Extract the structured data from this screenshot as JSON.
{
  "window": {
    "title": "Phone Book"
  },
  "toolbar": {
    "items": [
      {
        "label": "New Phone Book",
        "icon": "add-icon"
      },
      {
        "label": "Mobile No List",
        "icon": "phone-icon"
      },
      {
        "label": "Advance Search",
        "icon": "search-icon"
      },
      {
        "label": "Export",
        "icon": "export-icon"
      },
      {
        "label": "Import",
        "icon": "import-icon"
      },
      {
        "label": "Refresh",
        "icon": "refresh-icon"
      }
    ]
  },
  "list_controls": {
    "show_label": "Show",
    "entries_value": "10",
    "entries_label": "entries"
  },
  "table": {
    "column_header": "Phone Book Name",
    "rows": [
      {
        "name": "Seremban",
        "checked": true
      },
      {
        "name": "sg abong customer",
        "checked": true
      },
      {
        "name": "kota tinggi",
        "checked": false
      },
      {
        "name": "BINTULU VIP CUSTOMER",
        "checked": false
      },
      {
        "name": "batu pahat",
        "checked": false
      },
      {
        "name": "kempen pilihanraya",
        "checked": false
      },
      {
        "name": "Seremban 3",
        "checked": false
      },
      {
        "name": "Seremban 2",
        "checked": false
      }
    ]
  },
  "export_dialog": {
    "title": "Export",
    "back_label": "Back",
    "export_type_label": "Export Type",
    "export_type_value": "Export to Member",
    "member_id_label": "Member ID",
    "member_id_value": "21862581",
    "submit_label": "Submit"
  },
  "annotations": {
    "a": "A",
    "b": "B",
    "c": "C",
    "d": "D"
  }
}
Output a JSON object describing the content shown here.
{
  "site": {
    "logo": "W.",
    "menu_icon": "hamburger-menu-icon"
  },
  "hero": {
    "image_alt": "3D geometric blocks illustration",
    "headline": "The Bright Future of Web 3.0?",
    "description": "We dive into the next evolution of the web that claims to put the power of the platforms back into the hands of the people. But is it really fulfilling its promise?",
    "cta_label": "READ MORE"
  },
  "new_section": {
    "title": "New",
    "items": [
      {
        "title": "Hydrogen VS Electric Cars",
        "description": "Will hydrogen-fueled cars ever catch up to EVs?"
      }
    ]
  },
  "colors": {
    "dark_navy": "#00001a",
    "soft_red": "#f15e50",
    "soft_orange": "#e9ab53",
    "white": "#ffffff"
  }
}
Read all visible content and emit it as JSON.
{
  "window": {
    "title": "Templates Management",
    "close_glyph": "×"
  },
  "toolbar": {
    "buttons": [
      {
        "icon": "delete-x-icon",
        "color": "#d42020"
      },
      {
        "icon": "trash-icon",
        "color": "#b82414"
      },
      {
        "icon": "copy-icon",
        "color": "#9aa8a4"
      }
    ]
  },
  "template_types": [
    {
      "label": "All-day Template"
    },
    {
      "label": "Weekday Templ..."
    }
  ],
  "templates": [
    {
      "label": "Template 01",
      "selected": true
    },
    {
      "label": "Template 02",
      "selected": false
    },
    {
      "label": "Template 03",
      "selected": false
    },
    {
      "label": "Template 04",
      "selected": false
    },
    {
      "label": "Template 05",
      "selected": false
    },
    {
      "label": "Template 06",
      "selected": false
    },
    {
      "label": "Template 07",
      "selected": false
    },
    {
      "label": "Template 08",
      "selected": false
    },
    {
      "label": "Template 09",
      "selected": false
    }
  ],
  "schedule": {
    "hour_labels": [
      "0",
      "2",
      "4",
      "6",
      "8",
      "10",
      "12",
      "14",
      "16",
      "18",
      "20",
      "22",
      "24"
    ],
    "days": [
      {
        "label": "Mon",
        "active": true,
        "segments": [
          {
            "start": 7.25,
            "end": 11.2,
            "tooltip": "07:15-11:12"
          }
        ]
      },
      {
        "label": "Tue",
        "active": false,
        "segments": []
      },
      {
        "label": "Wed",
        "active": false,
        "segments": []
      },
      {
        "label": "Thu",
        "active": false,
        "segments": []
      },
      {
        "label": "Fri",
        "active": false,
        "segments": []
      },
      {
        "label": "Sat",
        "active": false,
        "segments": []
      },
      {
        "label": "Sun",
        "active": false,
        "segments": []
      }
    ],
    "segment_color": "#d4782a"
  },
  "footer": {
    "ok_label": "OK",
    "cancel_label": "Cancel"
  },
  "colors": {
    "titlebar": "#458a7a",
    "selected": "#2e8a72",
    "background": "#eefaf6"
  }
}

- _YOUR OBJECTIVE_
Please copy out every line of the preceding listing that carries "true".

- _EXERCISE RESPONSE_
        "checked": true
        "checked": true
      "selected": true
        "active": true,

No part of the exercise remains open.